Mannie Jackson, who'll be inducted into the Naismith Memorial Basketball Hall of Fame on Friday, is probably one of the least known but most important individuals the game has ever known .  

Born in Illmo, Missouri on May 4, 1939, Jackson’s maternity ward and early living situation was on the inside a railway boxcar.  At the age of 3, he saw his situation change significantly when parents moved to Edwardsville, where his father worked in the automotive industry. 

As he grew into maturity, the world around him didn’t seem capable of housing his ambition and drive. His father Emmett provided a vibrant, resilient example of the type of mettle a brother had to have to get by back then, working two jobs while studying to become a teacher after serving in a segregated military.

They say the apple doesn’t fall far from the tree, and the impact that the elder Jackson would have on his son would manifest sooner rather than later. 

"He was an inspiration to me," Jackson once said. "... Here's this guy who came out of the military after the war, had three kids, worked two jobs, went to college, and he did all this in the most racist part of the world you can be in. He never lost his drive."

2015 NCAA Theodore Roosevelt Award recipient Mannie Jackson

Theodore Roosevelt Award winner Mannie Jackson, a graduate of the University of Illinois where he competed in basketball, went on to a successful career as an entrepreneur and owner of the Harlem Globetrotters.

Mannie would attend Edwardsville High as one of a second group of black children who were allowed to attend the newly desegregated school.

In 1956, he led the basketball team to the state championship game, where they would eventually lose to Rockford West.
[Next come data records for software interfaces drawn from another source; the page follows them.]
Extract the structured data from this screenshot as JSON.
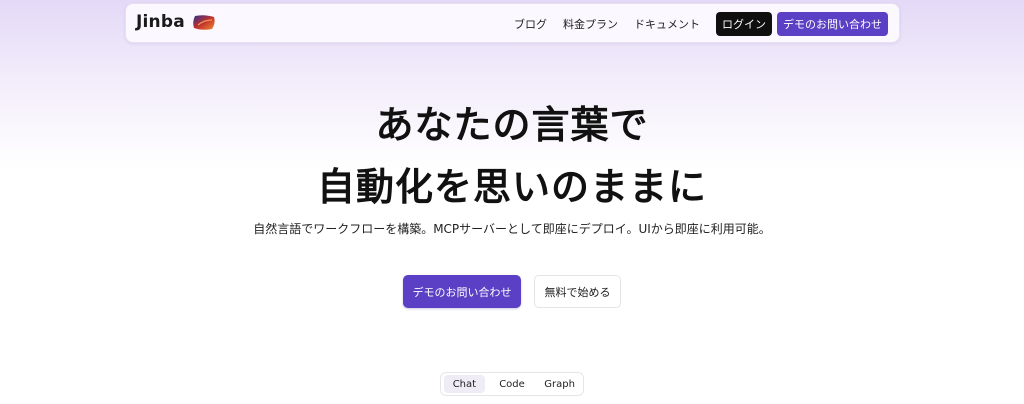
{
  "brand": {
    "name": "Jinba",
    "colors": {
      "accent": "#5b3fc4",
      "dark_button": "#0f0f10",
      "header_tint": "#e4d9f7"
    }
  },
  "nav": {
    "links": [
      "ブログ",
      "料金プラン",
      "ドキュメント"
    ],
    "login_label": "ログイン",
    "demo_label": "デモのお問い合わせ"
  },
  "hero": {
    "title_line1": "あなたの言葉で",
    "title_line2": "自動化を思いのままに",
    "subtitle": "自然言語でワークフローを構築。MCPサーバーとして即座にデプロイ。UIから即座に利用可能。",
    "cta_primary": "デモのお問い合わせ",
    "cta_secondary": "無料で始める"
  },
  "tabs": {
    "items": [
      "Chat",
      "Code",
      "Graph"
    ],
    "active": "Chat"
  }
}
The first team All-State selection would win a full ride to the University of Illinois on a basketball scholarship as the first black player to suit up for the Fighting Illini. 

He and Govoner Vaughn would be the first black players to start for U of I as well. They would also be the first black players to letter in basketball.  Throughout his collegiate career, Jackson would later describe incidents in which he faced racism from both fans and students.   
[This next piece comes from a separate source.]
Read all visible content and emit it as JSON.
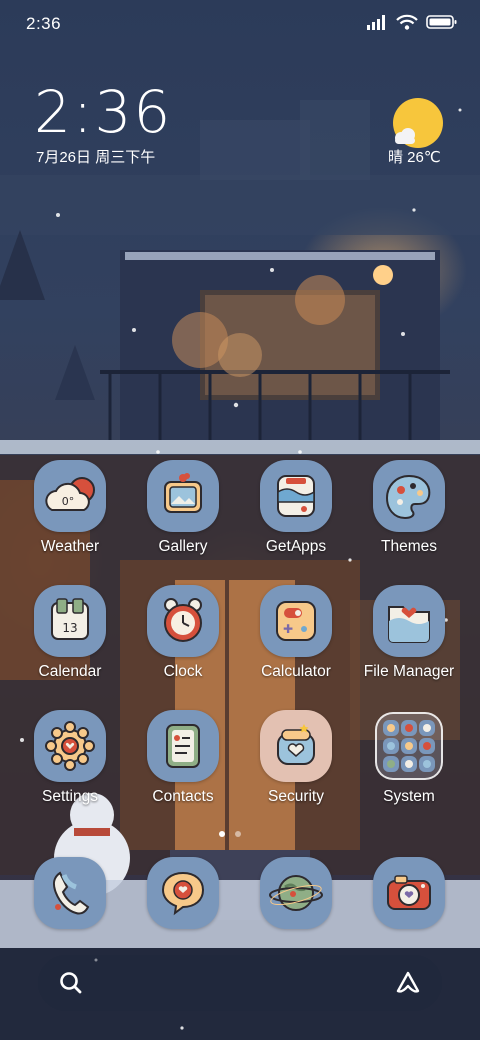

Jackson would earn All Big Ten honors in 1959 and 1960, along with All-American honors in 1960 as well. Upon graduating from the college,  he was cut by the New York Knicks.  But the Harlem Globetrotters were happy to have him.  However, his pro career was short-lived, as he would leave the team in 1964 to work for General Motors while studying economics. 

Many of the attributes that made Jackson an outstanding teammate and leader on the basketball court became immediately apparent in the corporate world.  

He would later become a founding member of the Executive Leadership Council, a group of black executives from various industries that build ties with one another for the betterment of all. 

1993 would see life come full circle for Jackson when he became the first black owner of a major sports team when he purchased the franchise that he formerly played for, the Harlem Globetrotters.  

Mannie Jackson: From Boxcar to Boardrooms

This new documentary provides the backstory to a name that many know from the basketball court and the boardroom. Growing up in southern Illinois in the 1940's and 50's, Mannie Jackson dreamed of being more than a star athlete, he wanted to be a star in business.

After years of being one of the most famous and marketable sports teams  in the world, the Globetrotters’ brand was in decline and the team was nearly bankrupt. Jackson purchased the franchise for $6 million and his subsequent moves would help the business triple their revenue in just three years. The teams monetary intake would eventually jump to five-fold under his watch.  

He served as the chairman of the Naismith Memorial Basketball of Fame from 2007 to 2009 and his jersey would be retired by the University of Illinois in 2015.  

After living a life carved out by an inbred ability to rise above his circumstances, Mannie Jackson will be inducted into that Hall of Fame.  

Congratulations, Mr. Jackson.  Your immortalization as one of the most important people to ever pick a basketball was a long time coming, like a Sam Cooke song.